> [TASK DESCRIPTION]:
In this exercise, every entry is to be copied exactly.

> [SOURCE MATERIAL]:
"""

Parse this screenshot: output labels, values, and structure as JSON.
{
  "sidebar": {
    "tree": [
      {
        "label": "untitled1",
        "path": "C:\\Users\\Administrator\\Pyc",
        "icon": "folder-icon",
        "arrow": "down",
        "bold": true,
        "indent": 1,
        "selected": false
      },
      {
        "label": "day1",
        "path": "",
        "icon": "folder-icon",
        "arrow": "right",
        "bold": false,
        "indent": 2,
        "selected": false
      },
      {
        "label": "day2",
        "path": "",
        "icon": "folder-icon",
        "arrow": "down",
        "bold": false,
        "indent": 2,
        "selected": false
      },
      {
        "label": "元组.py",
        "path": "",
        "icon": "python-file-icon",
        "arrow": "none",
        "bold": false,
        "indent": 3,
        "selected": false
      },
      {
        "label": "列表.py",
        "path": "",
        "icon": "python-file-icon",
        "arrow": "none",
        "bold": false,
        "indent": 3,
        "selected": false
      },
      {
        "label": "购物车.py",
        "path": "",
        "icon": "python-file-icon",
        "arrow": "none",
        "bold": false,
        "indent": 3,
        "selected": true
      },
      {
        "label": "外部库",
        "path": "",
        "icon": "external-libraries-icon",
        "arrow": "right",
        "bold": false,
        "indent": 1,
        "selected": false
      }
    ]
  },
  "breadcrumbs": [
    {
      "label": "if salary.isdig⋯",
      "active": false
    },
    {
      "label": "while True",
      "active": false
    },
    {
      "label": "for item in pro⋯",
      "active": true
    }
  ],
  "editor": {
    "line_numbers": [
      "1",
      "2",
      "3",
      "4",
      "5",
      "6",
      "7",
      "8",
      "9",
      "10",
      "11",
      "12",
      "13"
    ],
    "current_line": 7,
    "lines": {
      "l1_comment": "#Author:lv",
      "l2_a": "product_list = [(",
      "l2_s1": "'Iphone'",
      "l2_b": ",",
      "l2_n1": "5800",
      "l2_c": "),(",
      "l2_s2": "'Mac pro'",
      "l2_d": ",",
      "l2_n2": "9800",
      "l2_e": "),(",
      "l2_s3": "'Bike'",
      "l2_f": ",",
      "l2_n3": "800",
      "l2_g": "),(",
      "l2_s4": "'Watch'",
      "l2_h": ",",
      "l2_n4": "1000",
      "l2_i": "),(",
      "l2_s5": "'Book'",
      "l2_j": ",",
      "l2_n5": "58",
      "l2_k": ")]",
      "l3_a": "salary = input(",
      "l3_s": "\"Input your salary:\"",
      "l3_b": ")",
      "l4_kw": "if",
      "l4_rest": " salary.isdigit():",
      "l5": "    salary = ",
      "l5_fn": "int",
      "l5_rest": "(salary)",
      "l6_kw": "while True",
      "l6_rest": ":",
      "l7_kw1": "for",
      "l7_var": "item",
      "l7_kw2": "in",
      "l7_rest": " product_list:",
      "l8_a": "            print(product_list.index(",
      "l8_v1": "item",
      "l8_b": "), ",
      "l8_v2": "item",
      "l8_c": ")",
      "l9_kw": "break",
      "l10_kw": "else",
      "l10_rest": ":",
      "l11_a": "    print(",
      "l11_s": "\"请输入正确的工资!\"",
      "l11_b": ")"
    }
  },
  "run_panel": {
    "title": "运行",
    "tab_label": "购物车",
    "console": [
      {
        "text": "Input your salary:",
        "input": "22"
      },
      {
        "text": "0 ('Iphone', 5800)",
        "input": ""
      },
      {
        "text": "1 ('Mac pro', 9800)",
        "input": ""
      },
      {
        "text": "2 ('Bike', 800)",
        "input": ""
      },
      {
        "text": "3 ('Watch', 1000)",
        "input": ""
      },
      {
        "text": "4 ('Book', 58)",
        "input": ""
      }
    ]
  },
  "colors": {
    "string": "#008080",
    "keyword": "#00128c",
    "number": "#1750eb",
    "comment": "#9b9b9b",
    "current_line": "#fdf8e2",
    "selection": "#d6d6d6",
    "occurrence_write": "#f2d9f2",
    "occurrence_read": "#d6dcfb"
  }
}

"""

> [REPLY TO THE TASK]:
Parse this screenshot: output labels, values, and structure as JSON.
{
  "sidebar": {
    "tree": [
      {
        "label": "untitled1",
        "path": "C:\\Users\\Administrator\\Pyc",
        "icon": "folder-icon",
        "arrow": "down",
        "bold": true,
        "indent": 1,
        "selected": false
      },
      {
        "label": "day1",
        "path": "",
        "icon": "folder-icon",
        "arrow": "right",
        "bold": false,
        "indent": 2,
        "selected": false
      },
      {
        "label": "day2",
        "path": "",
        "icon": "folder-icon",
        "arrow": "down",
        "bold": false,
        "indent": 2,
        "selected": false
      },
      {
        "label": "元组.py",
        "path": "",
        "icon": "python-file-icon",
        "arrow": "none",
        "bold": false,
        "indent": 3,
        "selected": false
      },
      {
        "label": "列表.py",
        "path": "",
        "icon": "python-file-icon",
        "arrow": "none",
        "bold": false,
        "indent": 3,
        "selected": false
      },
      {
        "label": "购物车.py",
        "path": "",
        "icon": "python-file-icon",
        "arrow": "none",
        "bold": false,
        "indent": 3,
        "selected": true
      },
      {
        "label": "外部库",
        "path": "",
        "icon": "external-libraries-icon",
        "arrow": "right",
        "bold": false,
        "indent": 1,
        "selected": false
      }
    ]
  },
  "breadcrumbs": [
    {
      "label": "if salary.isdig⋯",
      "active": false
    },
    {
      "label": "while True",
      "active": false
    },
    {
      "label": "for item in pro⋯",
      "active": true
    }
  ],
  "editor": {
    "line_numbers": [
      "1",
      "2",
      "3",
      "4",
      "5",
      "6",
      "7",
      "8",
      "9",
      "10",
      "11",
      "12",
      "13"
    ],
    "current_line": 7,
    "lines": {
      "l1_comment": "#Author:lv",
      "l2_a": "product_list = [(",
      "l2_s1": "'Iphone'",
      "l2_b": ",",
      "l2_n1": "5800",
      "l2_c": "),(",
      "l2_s2": "'Mac pro'",
      "l2_d": ",",
      "l2_n2": "9800",
      "l2_e": "),(",
      "l2_s3": "'Bike'",
      "l2_f": ",",
      "l2_n3": "800",
      "l2_g": "),(",
      "l2_s4": "'Watch'",
      "l2_h": ",",
      "l2_n4": "1000",
      "l2_i": "),(",
      "l2_s5": "'Book'",
      "l2_j": ",",
      "l2_n5": "58",
      "l2_k": ")]",
      "l3_a": "salary = input(",
      "l3_s": "\"Input your salary:\"",
      "l3_b": ")",
      "l4_kw": "if",
      "l4_rest": " salary.isdigit():",
      "l5": "    salary = ",
      "l5_fn": "int",
      "l5_rest": "(salary)",
      "l6_kw": "while True",
      "l6_rest": ":",
      "l7_kw1": "for",
      "l7_var": "item",
      "l7_kw2": "in",
      "l7_rest": " product_list:",
      "l8_a": "            print(product_list.index(",
      "l8_v1": "item",
      "l8_b": "), ",
      "l8_v2": "item",
      "l8_c": ")",
      "l9_kw": "break",
      "l10_kw": "else",
      "l10_rest": ":",
      "l11_a": "    print(",
      "l11_s": "\"请输入正确的工资!\"",
      "l11_b": ")"
    }
  },
  "run_panel": {
    "title": "运行",
    "tab_label": "购物车",
    "console": [
      {
        "text": "Input your salary:",
        "input": "22"
      },
      {
        "text": "0 ('Iphone', 5800)",
        "input": ""
      },
      {
        "text": "1 ('Mac pro', 9800)",
        "input": ""
      },
      {
        "text": "2 ('Bike', 800)",
        "input": ""
      },
      {
        "text": "3 ('Watch', 1000)",
        "input": ""
      },
      {
        "text": "4 ('Book', 58)",
        "input": ""
      }
    ]
  },
  "colors": {
    "string": "#008080",
    "keyword": "#00128c",
    "number": "#1750eb",
    "comment": "#9b9b9b",
    "current_line": "#fdf8e2",
    "selection": "#d6d6d6",
    "occurrence_write": "#f2d9f2",
    "occurrence_read": "#d6dcfb"
  }
}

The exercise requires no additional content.